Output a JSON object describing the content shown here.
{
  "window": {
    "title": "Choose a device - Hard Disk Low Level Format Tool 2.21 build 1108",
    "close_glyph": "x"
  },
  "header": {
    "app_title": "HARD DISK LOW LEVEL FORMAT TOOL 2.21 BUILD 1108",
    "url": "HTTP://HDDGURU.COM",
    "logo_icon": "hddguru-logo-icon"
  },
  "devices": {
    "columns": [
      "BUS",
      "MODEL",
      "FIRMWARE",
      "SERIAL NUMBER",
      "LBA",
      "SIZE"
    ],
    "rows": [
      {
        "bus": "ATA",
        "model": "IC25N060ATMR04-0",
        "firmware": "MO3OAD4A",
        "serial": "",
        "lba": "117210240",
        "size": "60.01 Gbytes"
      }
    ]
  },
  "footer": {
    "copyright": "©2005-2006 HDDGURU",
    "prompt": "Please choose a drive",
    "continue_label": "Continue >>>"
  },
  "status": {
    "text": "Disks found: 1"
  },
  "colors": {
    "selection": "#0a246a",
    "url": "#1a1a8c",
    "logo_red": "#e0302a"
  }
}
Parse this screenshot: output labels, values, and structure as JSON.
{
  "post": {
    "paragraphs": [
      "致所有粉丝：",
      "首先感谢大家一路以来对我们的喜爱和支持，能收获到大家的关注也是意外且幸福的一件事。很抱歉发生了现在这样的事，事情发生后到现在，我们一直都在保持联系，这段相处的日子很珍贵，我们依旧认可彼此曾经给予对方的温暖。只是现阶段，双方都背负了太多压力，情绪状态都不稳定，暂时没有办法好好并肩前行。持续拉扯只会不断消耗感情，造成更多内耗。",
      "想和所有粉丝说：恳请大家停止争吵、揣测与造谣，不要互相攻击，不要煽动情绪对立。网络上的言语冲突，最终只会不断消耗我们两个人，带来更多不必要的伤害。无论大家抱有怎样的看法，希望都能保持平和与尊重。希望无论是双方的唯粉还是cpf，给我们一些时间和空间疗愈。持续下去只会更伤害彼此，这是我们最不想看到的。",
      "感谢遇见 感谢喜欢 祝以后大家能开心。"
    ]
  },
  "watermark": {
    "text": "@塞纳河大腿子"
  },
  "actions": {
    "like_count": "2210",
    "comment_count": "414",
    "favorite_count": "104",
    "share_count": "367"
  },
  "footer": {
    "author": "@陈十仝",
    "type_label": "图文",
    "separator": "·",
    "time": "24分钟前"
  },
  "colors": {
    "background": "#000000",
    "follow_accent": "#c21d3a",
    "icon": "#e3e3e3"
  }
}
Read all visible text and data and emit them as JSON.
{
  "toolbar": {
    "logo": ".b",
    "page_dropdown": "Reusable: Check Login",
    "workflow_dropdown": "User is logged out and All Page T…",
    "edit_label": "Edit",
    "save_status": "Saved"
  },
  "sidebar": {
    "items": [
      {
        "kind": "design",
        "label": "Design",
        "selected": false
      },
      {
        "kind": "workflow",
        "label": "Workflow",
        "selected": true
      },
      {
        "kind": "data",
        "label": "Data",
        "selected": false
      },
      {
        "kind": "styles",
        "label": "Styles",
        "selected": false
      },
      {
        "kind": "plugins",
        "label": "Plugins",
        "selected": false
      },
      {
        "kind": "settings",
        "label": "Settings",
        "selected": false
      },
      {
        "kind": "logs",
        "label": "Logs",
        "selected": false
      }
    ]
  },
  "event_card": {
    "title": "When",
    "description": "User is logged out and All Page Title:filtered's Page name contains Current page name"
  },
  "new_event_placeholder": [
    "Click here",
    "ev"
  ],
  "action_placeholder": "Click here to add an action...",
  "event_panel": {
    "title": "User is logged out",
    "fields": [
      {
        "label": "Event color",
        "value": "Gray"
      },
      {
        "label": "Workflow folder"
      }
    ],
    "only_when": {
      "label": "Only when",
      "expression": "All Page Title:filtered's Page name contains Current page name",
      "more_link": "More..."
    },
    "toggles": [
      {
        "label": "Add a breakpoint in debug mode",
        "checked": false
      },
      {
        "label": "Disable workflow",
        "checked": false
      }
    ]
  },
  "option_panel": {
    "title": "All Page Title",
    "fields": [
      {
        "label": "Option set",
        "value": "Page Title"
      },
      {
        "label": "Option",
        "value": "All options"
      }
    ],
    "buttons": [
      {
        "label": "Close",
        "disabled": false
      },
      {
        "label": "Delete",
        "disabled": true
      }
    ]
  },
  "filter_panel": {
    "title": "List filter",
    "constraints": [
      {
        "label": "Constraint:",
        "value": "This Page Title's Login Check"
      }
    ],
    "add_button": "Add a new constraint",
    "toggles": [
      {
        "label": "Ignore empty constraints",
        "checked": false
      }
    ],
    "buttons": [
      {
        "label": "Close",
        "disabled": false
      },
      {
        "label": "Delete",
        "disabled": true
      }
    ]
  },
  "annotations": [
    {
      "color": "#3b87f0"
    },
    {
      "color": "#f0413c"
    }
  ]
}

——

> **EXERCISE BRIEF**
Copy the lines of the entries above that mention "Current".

> **TASK ANSWER**
    "description": "User is logged out and All Page Title:filtered's Page name contains Current page name"
      "expression": "All Page Title:filtered's Page name contains Current page name",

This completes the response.